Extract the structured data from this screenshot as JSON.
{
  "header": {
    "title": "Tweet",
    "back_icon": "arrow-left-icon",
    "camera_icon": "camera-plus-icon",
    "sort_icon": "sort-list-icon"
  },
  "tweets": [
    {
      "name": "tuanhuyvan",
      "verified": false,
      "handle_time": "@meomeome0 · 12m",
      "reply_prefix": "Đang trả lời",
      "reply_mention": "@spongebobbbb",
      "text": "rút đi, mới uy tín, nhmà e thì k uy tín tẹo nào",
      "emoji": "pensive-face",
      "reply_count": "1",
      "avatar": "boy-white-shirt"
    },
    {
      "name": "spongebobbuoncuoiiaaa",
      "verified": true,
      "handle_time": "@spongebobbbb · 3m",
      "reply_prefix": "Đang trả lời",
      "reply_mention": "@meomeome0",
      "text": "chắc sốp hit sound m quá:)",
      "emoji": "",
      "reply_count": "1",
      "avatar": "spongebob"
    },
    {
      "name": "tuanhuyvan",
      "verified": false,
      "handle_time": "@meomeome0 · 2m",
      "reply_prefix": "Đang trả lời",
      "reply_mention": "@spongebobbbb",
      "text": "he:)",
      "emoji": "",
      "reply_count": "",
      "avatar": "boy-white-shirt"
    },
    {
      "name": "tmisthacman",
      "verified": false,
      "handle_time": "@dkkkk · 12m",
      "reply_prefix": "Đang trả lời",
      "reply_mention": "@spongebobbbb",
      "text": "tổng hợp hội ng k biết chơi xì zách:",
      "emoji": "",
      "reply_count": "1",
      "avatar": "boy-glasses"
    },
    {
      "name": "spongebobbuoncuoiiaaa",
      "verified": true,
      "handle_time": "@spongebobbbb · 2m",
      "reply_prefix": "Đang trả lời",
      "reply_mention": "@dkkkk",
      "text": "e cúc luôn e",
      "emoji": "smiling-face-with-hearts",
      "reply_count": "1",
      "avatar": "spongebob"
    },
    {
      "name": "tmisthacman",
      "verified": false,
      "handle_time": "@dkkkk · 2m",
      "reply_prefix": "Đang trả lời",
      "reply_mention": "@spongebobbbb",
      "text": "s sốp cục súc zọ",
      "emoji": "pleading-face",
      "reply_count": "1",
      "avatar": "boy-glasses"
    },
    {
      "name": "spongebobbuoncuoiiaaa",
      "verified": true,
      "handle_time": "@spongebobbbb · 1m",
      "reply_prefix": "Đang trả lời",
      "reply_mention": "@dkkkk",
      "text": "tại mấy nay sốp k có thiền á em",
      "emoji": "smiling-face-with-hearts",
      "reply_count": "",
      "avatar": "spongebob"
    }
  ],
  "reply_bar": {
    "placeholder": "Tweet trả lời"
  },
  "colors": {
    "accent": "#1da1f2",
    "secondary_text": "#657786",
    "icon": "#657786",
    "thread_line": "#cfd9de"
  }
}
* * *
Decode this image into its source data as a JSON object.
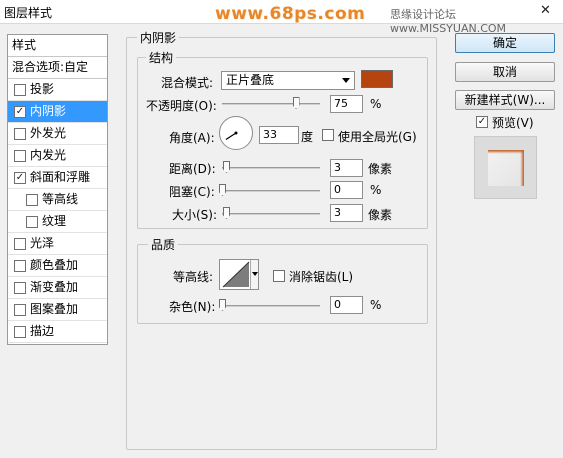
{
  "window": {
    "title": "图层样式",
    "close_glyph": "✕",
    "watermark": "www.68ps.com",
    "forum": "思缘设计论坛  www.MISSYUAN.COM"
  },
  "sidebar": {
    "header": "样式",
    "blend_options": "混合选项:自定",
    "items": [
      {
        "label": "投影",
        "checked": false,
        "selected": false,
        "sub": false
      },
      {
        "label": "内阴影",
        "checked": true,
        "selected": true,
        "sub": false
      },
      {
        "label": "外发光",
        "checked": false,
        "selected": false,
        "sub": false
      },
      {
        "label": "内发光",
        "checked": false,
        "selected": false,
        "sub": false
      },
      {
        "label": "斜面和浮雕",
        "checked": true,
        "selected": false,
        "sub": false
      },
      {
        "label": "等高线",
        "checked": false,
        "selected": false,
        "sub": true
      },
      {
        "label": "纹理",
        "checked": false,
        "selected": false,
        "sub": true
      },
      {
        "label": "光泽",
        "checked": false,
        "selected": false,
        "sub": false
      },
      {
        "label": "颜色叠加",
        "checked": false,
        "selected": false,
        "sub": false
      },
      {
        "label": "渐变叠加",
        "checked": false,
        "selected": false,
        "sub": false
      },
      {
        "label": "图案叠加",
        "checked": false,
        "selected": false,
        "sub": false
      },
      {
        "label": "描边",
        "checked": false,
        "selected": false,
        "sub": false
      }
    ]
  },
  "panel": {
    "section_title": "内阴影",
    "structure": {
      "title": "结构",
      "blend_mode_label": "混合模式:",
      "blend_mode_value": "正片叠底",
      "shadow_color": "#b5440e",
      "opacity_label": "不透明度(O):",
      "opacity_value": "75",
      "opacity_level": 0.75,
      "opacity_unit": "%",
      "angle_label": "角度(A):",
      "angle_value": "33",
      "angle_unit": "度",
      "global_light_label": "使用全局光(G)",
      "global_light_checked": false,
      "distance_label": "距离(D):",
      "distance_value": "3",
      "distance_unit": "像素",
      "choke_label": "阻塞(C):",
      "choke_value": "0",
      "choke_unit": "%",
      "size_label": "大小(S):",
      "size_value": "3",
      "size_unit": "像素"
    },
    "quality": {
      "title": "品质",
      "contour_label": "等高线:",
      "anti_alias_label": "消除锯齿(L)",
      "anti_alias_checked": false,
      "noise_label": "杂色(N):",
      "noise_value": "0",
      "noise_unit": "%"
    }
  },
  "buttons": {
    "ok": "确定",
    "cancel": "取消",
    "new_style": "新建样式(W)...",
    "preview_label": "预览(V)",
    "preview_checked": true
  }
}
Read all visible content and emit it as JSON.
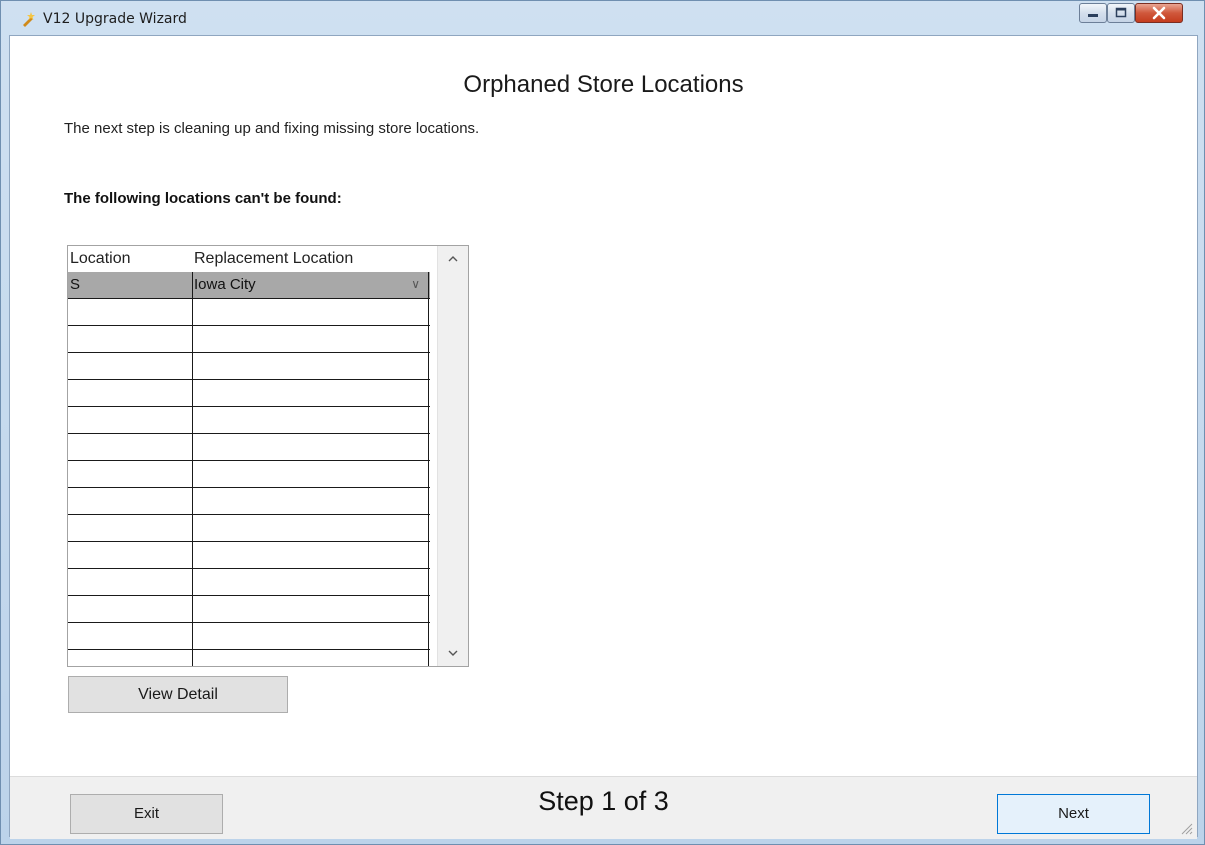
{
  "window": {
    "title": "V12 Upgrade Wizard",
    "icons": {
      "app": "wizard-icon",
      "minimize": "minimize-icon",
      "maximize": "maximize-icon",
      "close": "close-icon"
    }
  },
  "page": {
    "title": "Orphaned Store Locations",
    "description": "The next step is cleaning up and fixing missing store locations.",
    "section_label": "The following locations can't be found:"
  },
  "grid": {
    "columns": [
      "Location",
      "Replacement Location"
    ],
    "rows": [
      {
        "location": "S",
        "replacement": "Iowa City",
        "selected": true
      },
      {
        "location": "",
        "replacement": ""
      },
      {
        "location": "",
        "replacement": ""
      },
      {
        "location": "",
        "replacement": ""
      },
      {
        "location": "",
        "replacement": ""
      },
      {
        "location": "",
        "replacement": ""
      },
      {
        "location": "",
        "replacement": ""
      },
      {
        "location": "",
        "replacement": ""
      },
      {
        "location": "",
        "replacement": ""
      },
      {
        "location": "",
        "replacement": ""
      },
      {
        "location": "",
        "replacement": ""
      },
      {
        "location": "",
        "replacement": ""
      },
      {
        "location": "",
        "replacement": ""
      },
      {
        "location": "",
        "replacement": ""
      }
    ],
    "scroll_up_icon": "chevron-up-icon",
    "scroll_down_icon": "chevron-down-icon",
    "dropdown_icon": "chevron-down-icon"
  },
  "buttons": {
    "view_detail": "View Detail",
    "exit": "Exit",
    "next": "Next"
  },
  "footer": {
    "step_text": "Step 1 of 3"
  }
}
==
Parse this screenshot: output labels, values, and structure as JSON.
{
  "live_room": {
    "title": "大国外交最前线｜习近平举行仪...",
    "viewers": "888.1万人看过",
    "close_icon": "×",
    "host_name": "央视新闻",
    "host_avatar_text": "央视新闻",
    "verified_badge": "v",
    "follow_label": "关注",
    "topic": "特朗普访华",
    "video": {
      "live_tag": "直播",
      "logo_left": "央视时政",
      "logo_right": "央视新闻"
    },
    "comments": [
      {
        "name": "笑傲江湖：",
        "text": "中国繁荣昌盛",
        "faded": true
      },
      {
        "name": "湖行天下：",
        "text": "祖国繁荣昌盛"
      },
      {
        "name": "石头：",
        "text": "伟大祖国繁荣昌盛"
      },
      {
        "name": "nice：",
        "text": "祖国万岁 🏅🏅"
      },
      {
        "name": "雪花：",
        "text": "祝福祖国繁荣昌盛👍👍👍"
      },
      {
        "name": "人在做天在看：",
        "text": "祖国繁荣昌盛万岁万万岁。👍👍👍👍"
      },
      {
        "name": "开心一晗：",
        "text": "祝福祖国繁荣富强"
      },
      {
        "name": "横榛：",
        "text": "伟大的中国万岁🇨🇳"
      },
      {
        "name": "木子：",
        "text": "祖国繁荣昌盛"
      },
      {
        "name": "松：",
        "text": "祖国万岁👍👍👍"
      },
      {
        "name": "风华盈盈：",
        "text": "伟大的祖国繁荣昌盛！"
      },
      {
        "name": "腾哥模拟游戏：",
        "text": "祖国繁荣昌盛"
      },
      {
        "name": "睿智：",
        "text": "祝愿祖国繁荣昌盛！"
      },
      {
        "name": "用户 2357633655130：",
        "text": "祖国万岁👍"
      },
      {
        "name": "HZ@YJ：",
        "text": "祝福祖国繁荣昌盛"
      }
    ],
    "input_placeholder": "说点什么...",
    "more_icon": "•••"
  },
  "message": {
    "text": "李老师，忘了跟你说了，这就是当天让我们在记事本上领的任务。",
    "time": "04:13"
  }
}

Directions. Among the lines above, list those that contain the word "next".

Solution for this task.
    "description": "The next step is cleaning up and fixing missing store locations.",
    "next": "Next"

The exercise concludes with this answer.